The answer is an exact repetition of every entry, with all images left out.
___ SOURCE DATA ___
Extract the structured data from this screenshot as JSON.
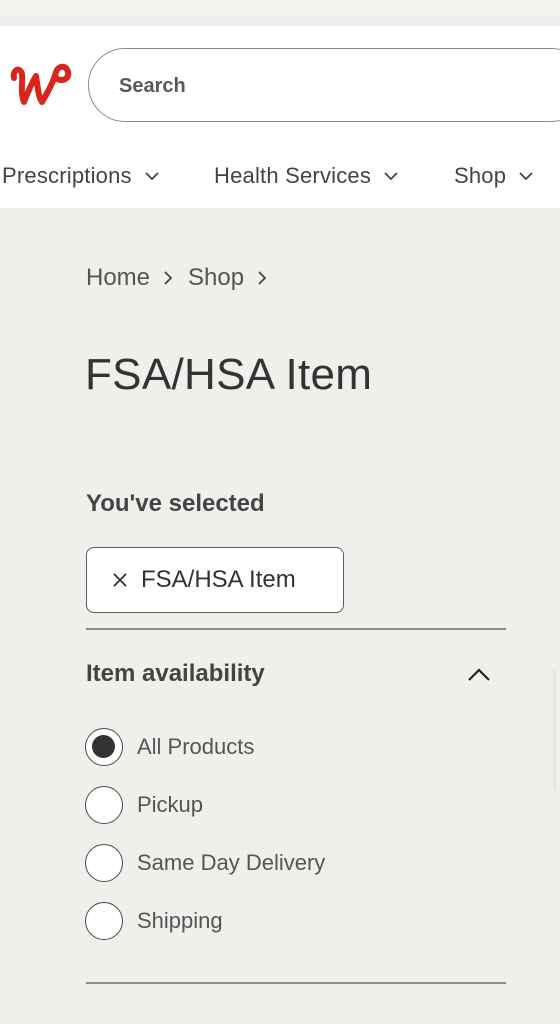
{
  "search": {
    "placeholder": "Search"
  },
  "nav": {
    "items": [
      {
        "label": "Prescriptions"
      },
      {
        "label": "Health Services"
      },
      {
        "label": "Shop"
      }
    ]
  },
  "breadcrumb": {
    "items": [
      "Home",
      "Shop"
    ]
  },
  "page_title": "FSA/HSA Item",
  "selected": {
    "heading": "You've selected",
    "chips": [
      {
        "label": "FSA/HSA Item"
      }
    ]
  },
  "facet": {
    "title": "Item availability",
    "expanded": true,
    "options": [
      {
        "label": "All Products",
        "checked": true
      },
      {
        "label": "Pickup",
        "checked": false
      },
      {
        "label": "Same Day Delivery",
        "checked": false
      },
      {
        "label": "Shipping",
        "checked": false
      }
    ]
  },
  "colors": {
    "brand": "#d9261c",
    "background": "#f1efec"
  },
  "icons": {
    "logo": "walgreens-w-logo",
    "nav_chevron": "chevron-down-icon",
    "crumb": "chevron-right-icon",
    "remove": "close-icon",
    "collapse": "chevron-up-icon"
  }
}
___
» TASK ANSWER:
Extract the structured data from this screenshot as JSON.
{
  "search": {
    "placeholder": "Search"
  },
  "nav": {
    "items": [
      {
        "label": "Prescriptions"
      },
      {
        "label": "Health Services"
      },
      {
        "label": "Shop"
      }
    ]
  },
  "breadcrumb": {
    "items": [
      "Home",
      "Shop"
    ]
  },
  "page_title": "FSA/HSA Item",
  "selected": {
    "heading": "You've selected",
    "chips": [
      {
        "label": "FSA/HSA Item"
      }
    ]
  },
  "facet": {
    "title": "Item availability",
    "expanded": true,
    "options": [
      {
        "label": "All Products",
        "checked": true
      },
      {
        "label": "Pickup",
        "checked": false
      },
      {
        "label": "Same Day Delivery",
        "checked": false
      },
      {
        "label": "Shipping",
        "checked": false
      }
    ]
  },
  "colors": {
    "brand": "#d9261c",
    "background": "#f1efec"
  },
  "icons": {
    "logo": "walgreens-w-logo",
    "nav_chevron": "chevron-down-icon",
    "crumb": "chevron-right-icon",
    "remove": "close-icon",
    "collapse": "chevron-up-icon"
  }
}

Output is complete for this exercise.